I’ve written a lot of apps for Windows (and other) PCs. Originally I published everything as Zeta Centauri, but it was a weird combination of audio apps and utilities that didn’t mesh well with audio apps (calculators, word processing, image viewer, browser). I’ve launched a new website for the utility apps to keep them separate from the audio apps.

Check it out here:

WbSrch Launches New WbBrowse Web Browser for Windows, Mac, and Linux

Reprint of a press release originally published on PRWeb at

The independent search engine WbSrch just launched a new desktop web browser called WbBrowse.

WbBrowse supports tabbed browsing, is free, runs on Windows, Mac, and Linux, and is available at

“The major search engines all have their own browsers. It’s a good way for new users to discover your service, and an easy way to for them to return to it later. Even though the first release of WbBrowse doesn’t have all of the features of the top browsers yet, we think it’s pretty good for a 1.0 release.”

WbSrch also has OpenSearch plugins that can be added to any OpenSearch-capable browser, such as Firefox or Internet Explorer.

WbSrch is a general-purpose search engine based in Portland, OR, that was created in 2013 and launched in 2014.

Opera: My New Favorite Browser

For the longest time Firefox has been my favorite browser, with Internet Explorer second.  Firefox was the most user-friendly and where FF didn’t work very well or crashed, IE was always a reliable fallback.  I don’t mean IE6.  That was an exploding turd.

Other than consuming more memory and CPU, over the past few years Firefox hasn’t really improved at all.  It hasn’t become more user-friendly, more stable, or more fun to use.  That’s not really a problem — it’s always been perfectly usable — but it’s left room for other browsers to pass them up.
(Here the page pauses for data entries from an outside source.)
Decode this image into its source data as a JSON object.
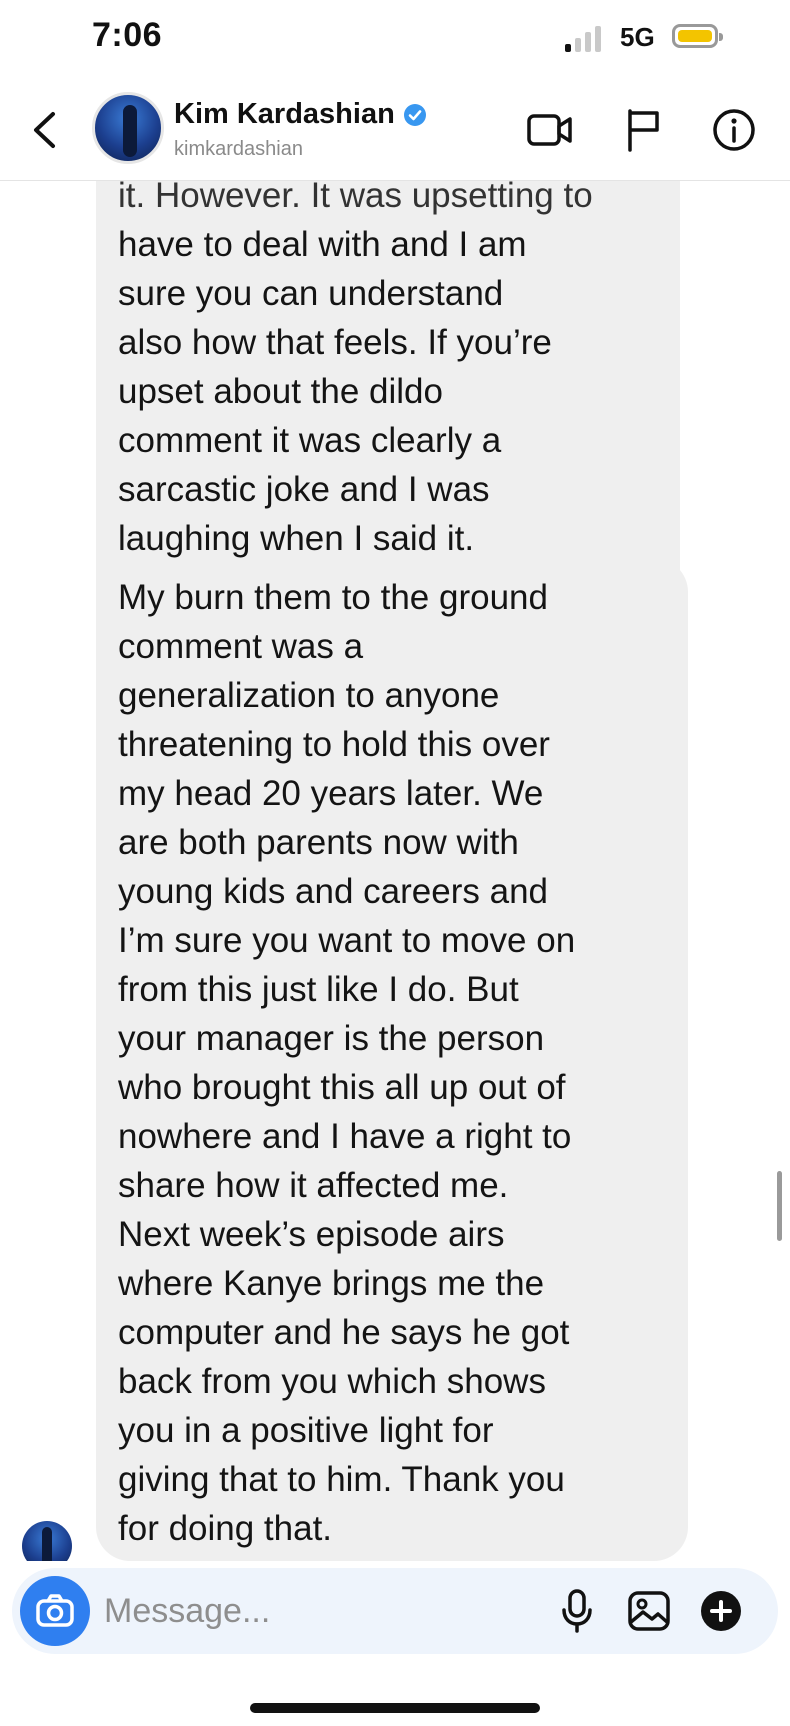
{
  "status_bar": {
    "time": "7:06",
    "network": "5G"
  },
  "header": {
    "contact_name": "Kim Kardashian",
    "contact_handle": "kimkardashian",
    "icons": [
      "back-icon",
      "verified-icon",
      "video-call-icon",
      "flag-icon",
      "info-icon"
    ]
  },
  "messages": [
    {
      "id": 1,
      "lines": [
        "it. However. It was upsetting to",
        "have to deal with and I am",
        "sure you can understand",
        "also how that feels. If you’re",
        "upset about the dildo",
        "comment it was clearly a",
        "sarcastic joke and I was",
        "laughing when I said it."
      ]
    },
    {
      "id": 2,
      "lines": [
        "My burn them to the ground",
        "comment was a",
        "generalization to anyone",
        "threatening to hold this over",
        "my head 20 years later. We",
        "are both parents now with",
        "young kids and careers and",
        "I’m sure you want to move on",
        "from this just like I do. But",
        "your manager is the person",
        "who brought this all up out of",
        "nowhere and I have a right to",
        "share how it affected me.",
        "Next week’s episode airs",
        "where Kanye brings me the",
        "computer and he says he got",
        "back from you which shows",
        "you in a positive light for",
        "giving that to him. Thank you",
        "for doing that."
      ]
    }
  ],
  "composer": {
    "placeholder": "Message...",
    "value": "",
    "icons": [
      "camera-icon",
      "microphone-icon",
      "gallery-icon",
      "add-icon"
    ]
  },
  "colors": {
    "accent": "#2f7ff0",
    "bubble": "#efefef",
    "composer_bg": "#eef4fc",
    "battery": "#f3c400",
    "verified": "#3897f0"
  }
}
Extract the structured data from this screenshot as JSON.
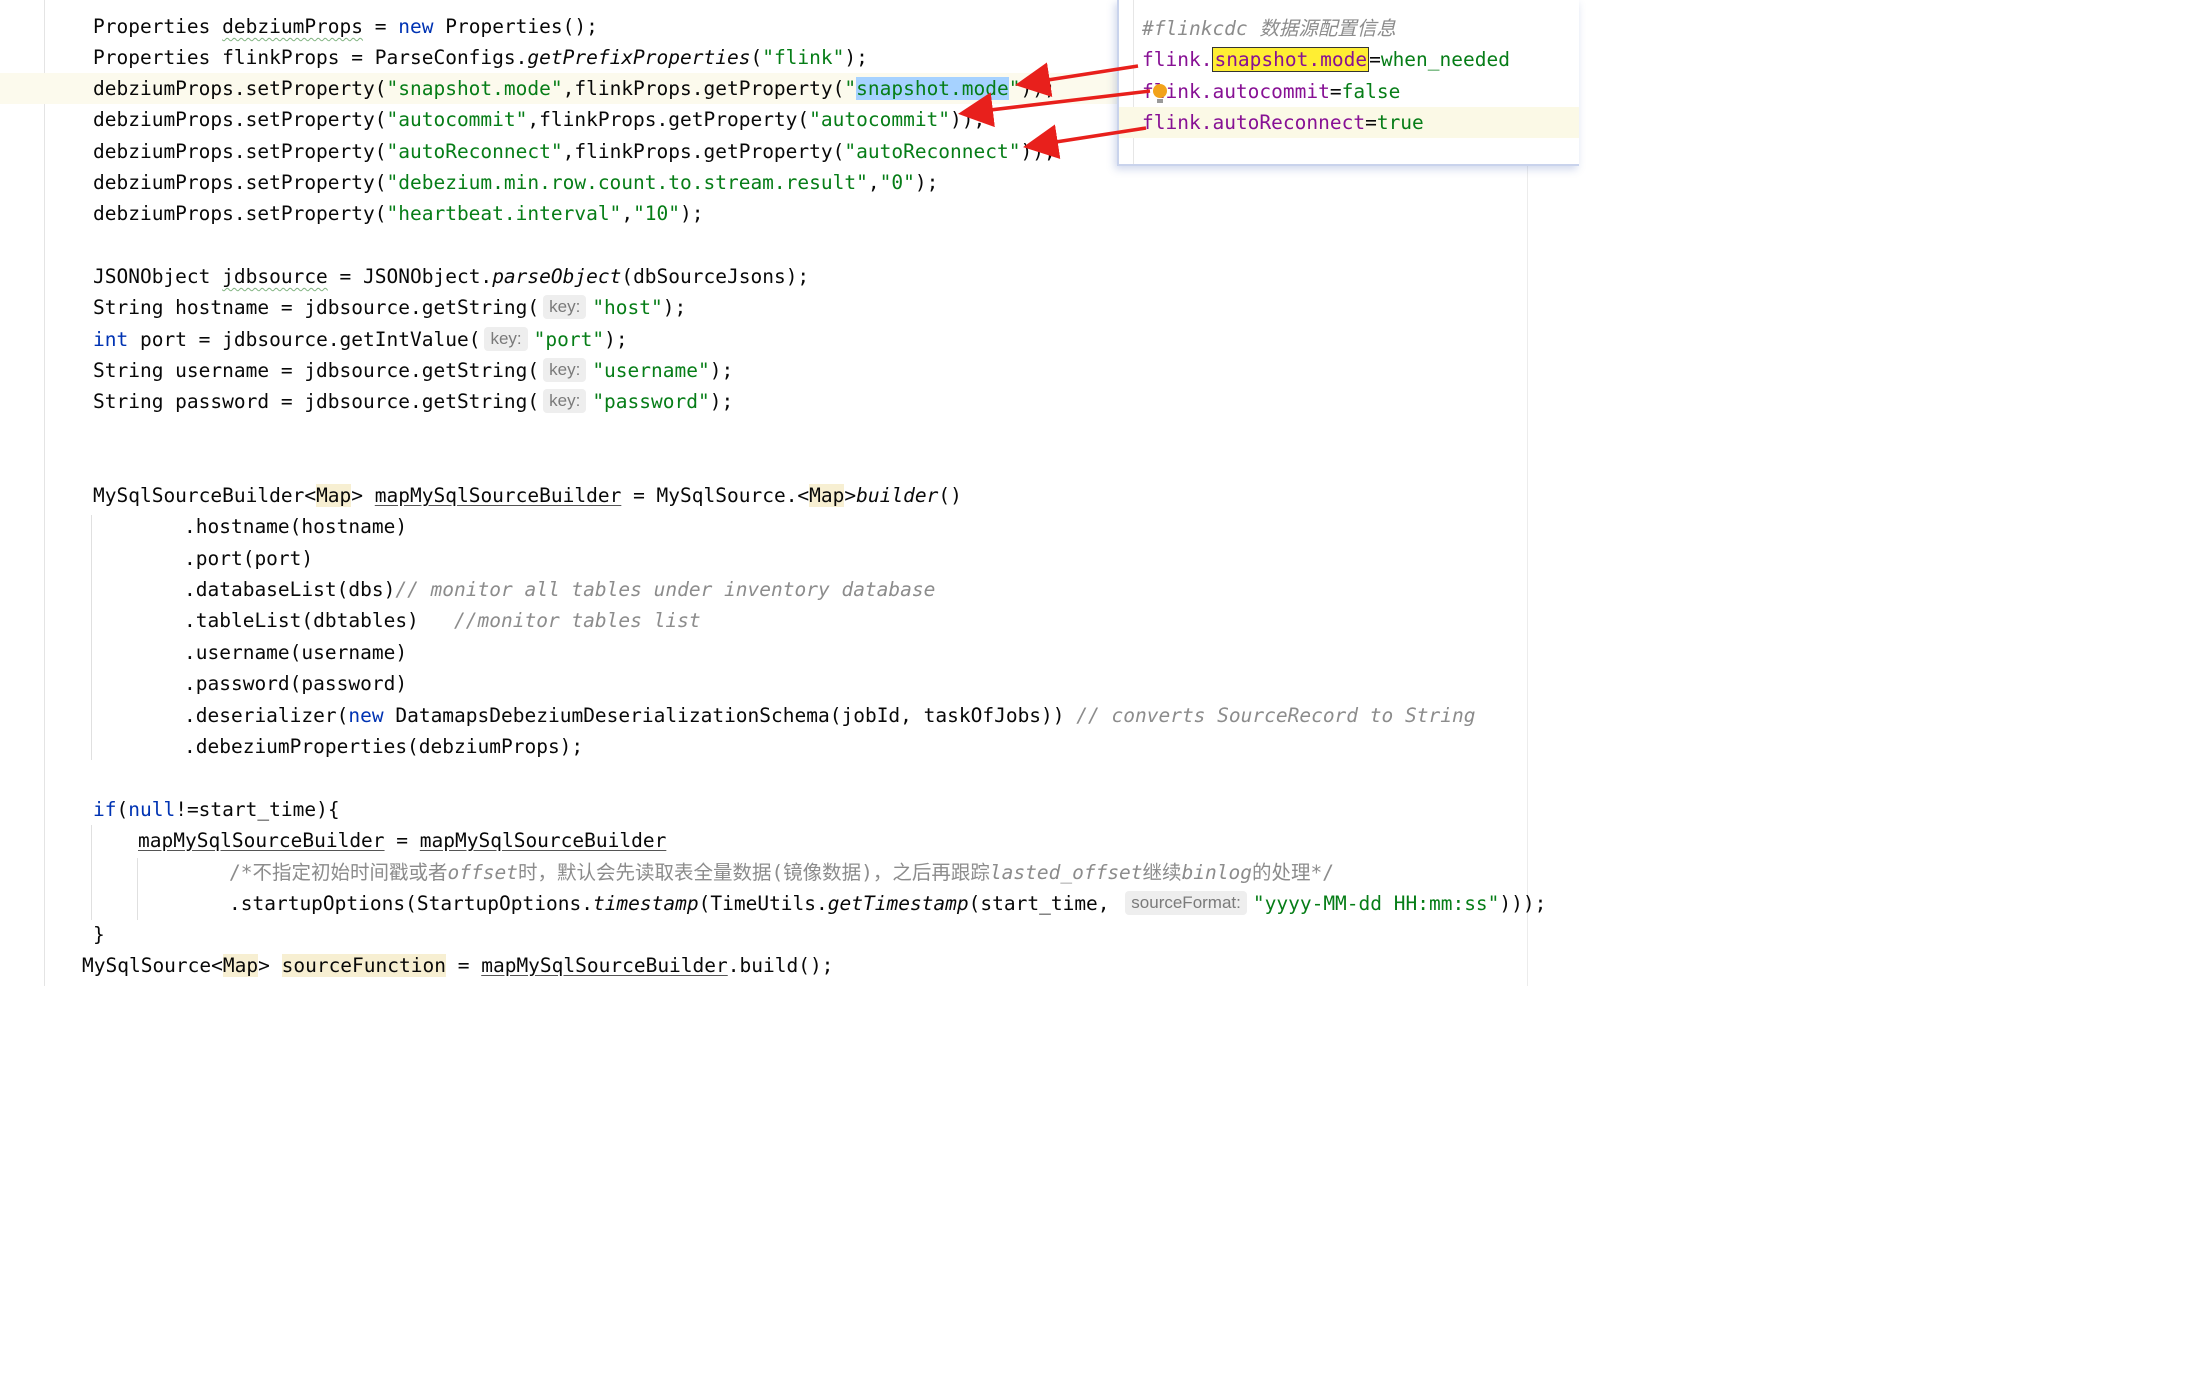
{
  "code": {
    "l1": {
      "a": "Properties ",
      "b": "debziumProps",
      "c": " = ",
      "d": "new",
      "e": " Properties();"
    },
    "l2": {
      "a": "Properties flinkProps = ParseConfigs.",
      "b": "getPrefixProperties",
      "c": "(",
      "d": "\"flink\"",
      "e": ");"
    },
    "l3": {
      "a": "debziumProps.setProperty(",
      "b": "\"snapshot.mode\"",
      "c": ",flinkProps.getProperty(",
      "d": "\"",
      "e": "snapshot.mode",
      "f": "\"",
      "g": "));"
    },
    "l4": {
      "a": "debziumProps.setProperty(",
      "b": "\"autocommit\"",
      "c": ",flinkProps.getProperty(",
      "d": "\"autocommit\"",
      "e": "));"
    },
    "l5": {
      "a": "debziumProps.setProperty(",
      "b": "\"autoReconnect\"",
      "c": ",flinkProps.getProperty(",
      "d": "\"autoReconnect\"",
      "e": "));"
    },
    "l6": {
      "a": "debziumProps.setProperty(",
      "b": "\"debezium.min.row.count.to.stream.result\"",
      "c": ",",
      "d": "\"0\"",
      "e": ");"
    },
    "l7": {
      "a": "debziumProps.setProperty(",
      "b": "\"heartbeat.interval\"",
      "c": ",",
      "d": "\"10\"",
      "e": ");"
    },
    "l8": {
      "a": "JSONObject ",
      "b": "jdbsource",
      "c": " = JSONObject.",
      "d": "parseObject",
      "e": "(dbSourceJsons);"
    },
    "l9": {
      "a": "String hostname = jdbsource.getString(",
      "hint": "key:",
      "b": "\"host\"",
      "c": ");"
    },
    "l10": {
      "a": "int",
      "b": " port = jdbsource.getIntValue(",
      "hint": "key:",
      "c": "\"port\"",
      "d": ");"
    },
    "l11": {
      "a": "String username = jdbsource.getString(",
      "hint": "key:",
      "b": "\"username\"",
      "c": ");"
    },
    "l12": {
      "a": "String password = jdbsource.getString(",
      "hint": "key:",
      "b": "\"password\"",
      "c": ");"
    },
    "l13": {
      "a": "MySqlSourceBuilder<",
      "b": "Map",
      "c": "> ",
      "d": "mapMySqlSourceBuilder",
      "e": " = MySqlSource.<",
      "f": "Map",
      "g": ">",
      "h": "builder",
      "i": "()"
    },
    "l14": {
      "a": ".hostname(hostname)"
    },
    "l15": {
      "a": ".port(port)"
    },
    "l16": {
      "a": ".databaseList(dbs)",
      "b": "// monitor all tables under inventory database"
    },
    "l17": {
      "a": ".tableList(dbtables)   ",
      "b": "//monitor tables list"
    },
    "l18": {
      "a": ".username(username)"
    },
    "l19": {
      "a": ".password(password)"
    },
    "l20": {
      "a": ".deserializer(",
      "b": "new",
      "c": " DatamapsDebeziumDeserializationSchema(jobId, taskOfJobs)) ",
      "d": "// converts SourceRecord to String"
    },
    "l21": {
      "a": ".debeziumProperties(debziumProps);"
    },
    "l22": {
      "a": "if",
      "b": "(",
      "c": "null",
      "d": "!=start_time){"
    },
    "l23": {
      "a": "mapMySqlSourceBuilder",
      "b": " = ",
      "c": "mapMySqlSourceBuilder"
    },
    "l24": {
      "a": "/*不指定初始时间戳或者",
      "b": "offset",
      "c": "时，默认会先读取表全量数据(镜像数据)，之后再跟踪",
      "d": "lasted_offset",
      "e": "继续",
      "f": "binlog",
      "g": "的处理*/"
    },
    "l25": {
      "a": ".startupOptions(StartupOptions.",
      "b": "timestamp",
      "c": "(TimeUtils.",
      "d": "getTimestamp",
      "e": "(start_time, ",
      "hint": "sourceFormat:",
      "f": "\"yyyy-MM-dd HH:mm:ss\"",
      "g": ")));"
    },
    "l26": {
      "a": "}"
    },
    "l27": {
      "a": "MySqlSource<",
      "b": "Map",
      "c": "> ",
      "d": "sourceFunction",
      "e": " = ",
      "f": "mapMySqlSourceBuilder",
      "g": ".build();"
    }
  },
  "popup": {
    "comment": "#flinkcdc 数据源配置信息",
    "prop1": {
      "prefix": "flink.",
      "key": "snapshot.mode",
      "eq": "=",
      "value": "when_needed"
    },
    "prop2": {
      "prefix": "flink.",
      "key": "autocommit",
      "eq": "=",
      "value": "false"
    },
    "prop3": {
      "prefix": "flink.",
      "key": "autoReconnect",
      "eq": "=",
      "value": "true"
    }
  },
  "colors": {
    "keyword": "#0033b3",
    "string": "#067d17",
    "comment": "#8c8c8c",
    "property_key": "#871094",
    "arrow": "#e8201c"
  }
}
Well, not everyone is as inept as the developers of Konqueror.  Doing some memory and CPU benchmarking for work led me to try a few browsers I hadn’t spent any time with before — Opera, Safari, Seamonkey, Aurora, Epiphany, etc.  For the most part they were just your average Webkit-based or Gecko-based cookie-cutter browsers without much going for them.  Except Opera.

I only spent a little while with it, but for the purposes of the project I was working on, it was the most consistent across operating systems (Linux, Windows, MacOS), most consistently standards-compliant , and most reliable.  I used it enough that I got used to the interface, which is nice because it just gets the hell out of the way and leaves plenty of room for the sites its displaying.  Even better, the behavior and options (open in new tab vs. open in new background tab, search bar has ‘paste and go’ option, etc.) cater precisely to the way I want to use the web.

I really like the Internet Explorer 9 beta and it’s better than any IE yet, but it doesn’t make the greatest use of screen real estate.

I’m sold on Opera.  I’ve made it my primary because it’s the best choice if you use multiple operating systems.